Relaxing tipple The sleep quality of holidaymakers improved by 17 per cent

Half were sent on a two-week holiday abroad while the remainder stayed working at home.

Afterwards everyone had a second array of clinical and psychological tests and wore heart monitors for 72 hours.

Psychotherapist Christine Webber, who carried out the testing, said blood pressure reductions are important to reduce the chances of stroke and heart attacks, while better sleep is good for the immune system.

She said: ‘It’s apparent from our results that the majority of people feel happier, more rested and much less stressed because of their vacations.

'But, even more importantly, I have discovered that these benefits continue well past the vacation – in fact, for months afterwards.

‘I have also noted with interest that you don’t need to lie on a beach to relax. In the experiment, the couple who went on the busiest holiday had the most long-lasting reduction in stress.’

Dr Lucy Goundry, Nuffield Health, Medical Director, said ‘For the first time, our clinical results show how holidays helped these couples reduce their blood pressure, improve their sleep and manage their stress levels better.

‘These results clearly demonstrate that on holiday our ability to physically cope with stress improves.

‘As many as a third of workers do not take their full holiday entitlement each year – I urge everyone to ensure they plan their holidays carefully. Working hard is important but so is taking time to rest and recuperate.’

Derek Jones, Kuoni managing director, said: ‘This study backs up with evidence the long-held belief that holidays are good for our health.

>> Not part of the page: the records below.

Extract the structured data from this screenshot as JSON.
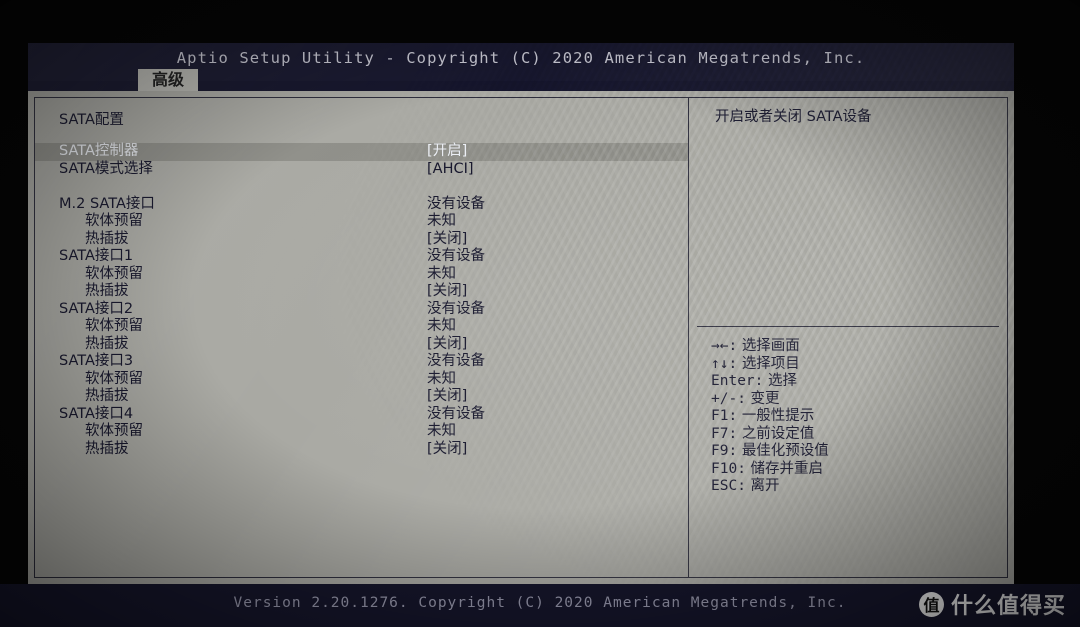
{
  "screen": {
    "title": "Aptio Setup Utility - Copyright (C) 2020 American Megatrends, Inc.",
    "footer": "Version 2.20.1276. Copyright (C) 2020 American Megatrends, Inc."
  },
  "tab": {
    "label": "高级"
  },
  "section": {
    "heading": "SATA配置"
  },
  "settings": [
    {
      "label": "SATA控制器",
      "value": "[开启]",
      "indent": false,
      "selected": true
    },
    {
      "label": "SATA模式选择",
      "value": "[AHCI]",
      "indent": false,
      "selected": false
    },
    {
      "label": "M.2 SATA接口",
      "value": "没有设备",
      "indent": false,
      "selected": false
    },
    {
      "label": "软体预留",
      "value": "未知",
      "indent": true,
      "selected": false
    },
    {
      "label": "热插拔",
      "value": "[关闭]",
      "indent": true,
      "selected": false
    },
    {
      "label": "SATA接口1",
      "value": "没有设备",
      "indent": false,
      "selected": false
    },
    {
      "label": "软体预留",
      "value": "未知",
      "indent": true,
      "selected": false
    },
    {
      "label": "热插拔",
      "value": "[关闭]",
      "indent": true,
      "selected": false
    },
    {
      "label": "SATA接口2",
      "value": "没有设备",
      "indent": false,
      "selected": false
    },
    {
      "label": "软体预留",
      "value": "未知",
      "indent": true,
      "selected": false
    },
    {
      "label": "热插拔",
      "value": "[关闭]",
      "indent": true,
      "selected": false
    },
    {
      "label": "SATA接口3",
      "value": "没有设备",
      "indent": false,
      "selected": false
    },
    {
      "label": "软体预留",
      "value": "未知",
      "indent": true,
      "selected": false
    },
    {
      "label": "热插拔",
      "value": "[关闭]",
      "indent": true,
      "selected": false
    },
    {
      "label": "SATA接口4",
      "value": "没有设备",
      "indent": false,
      "selected": false
    },
    {
      "label": "软体预留",
      "value": "未知",
      "indent": true,
      "selected": false
    },
    {
      "label": "热插拔",
      "value": "[关闭]",
      "indent": true,
      "selected": false
    }
  ],
  "help": {
    "text": "开启或者关闭 SATA设备"
  },
  "legend": [
    {
      "key": "→←:",
      "desc": "选择画面"
    },
    {
      "key": "↑↓:",
      "desc": "选择项目"
    },
    {
      "key": "Enter:",
      "desc": "选择"
    },
    {
      "key": "+/-:",
      "desc": "变更"
    },
    {
      "key": "F1:",
      "desc": "一般性提示"
    },
    {
      "key": "F7:",
      "desc": "之前设定值"
    },
    {
      "key": "F9:",
      "desc": "最佳化预设值"
    },
    {
      "key": "F10:",
      "desc": "储存并重启"
    },
    {
      "key": "ESC:",
      "desc": "离开"
    }
  ],
  "watermark": {
    "badge": "值",
    "text": "什么值得买"
  },
  "colors": {
    "title_bar": "#17172e",
    "panel_bg": "#a9a9a3",
    "text": "#14142a",
    "selected_bg": "#8f8f89",
    "selected_text": "#eceff5",
    "tab_bg": "#b9b9b3"
  }
}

‘I hope people will acknowledge not only a boost to their productivity, but to their longevity from taking full annual leave, preferably peppered throughout the year.

‘Saying you’re too busy to take your full entitlement could be counterproductive. Regular holidays can be counted as preventive medicine.’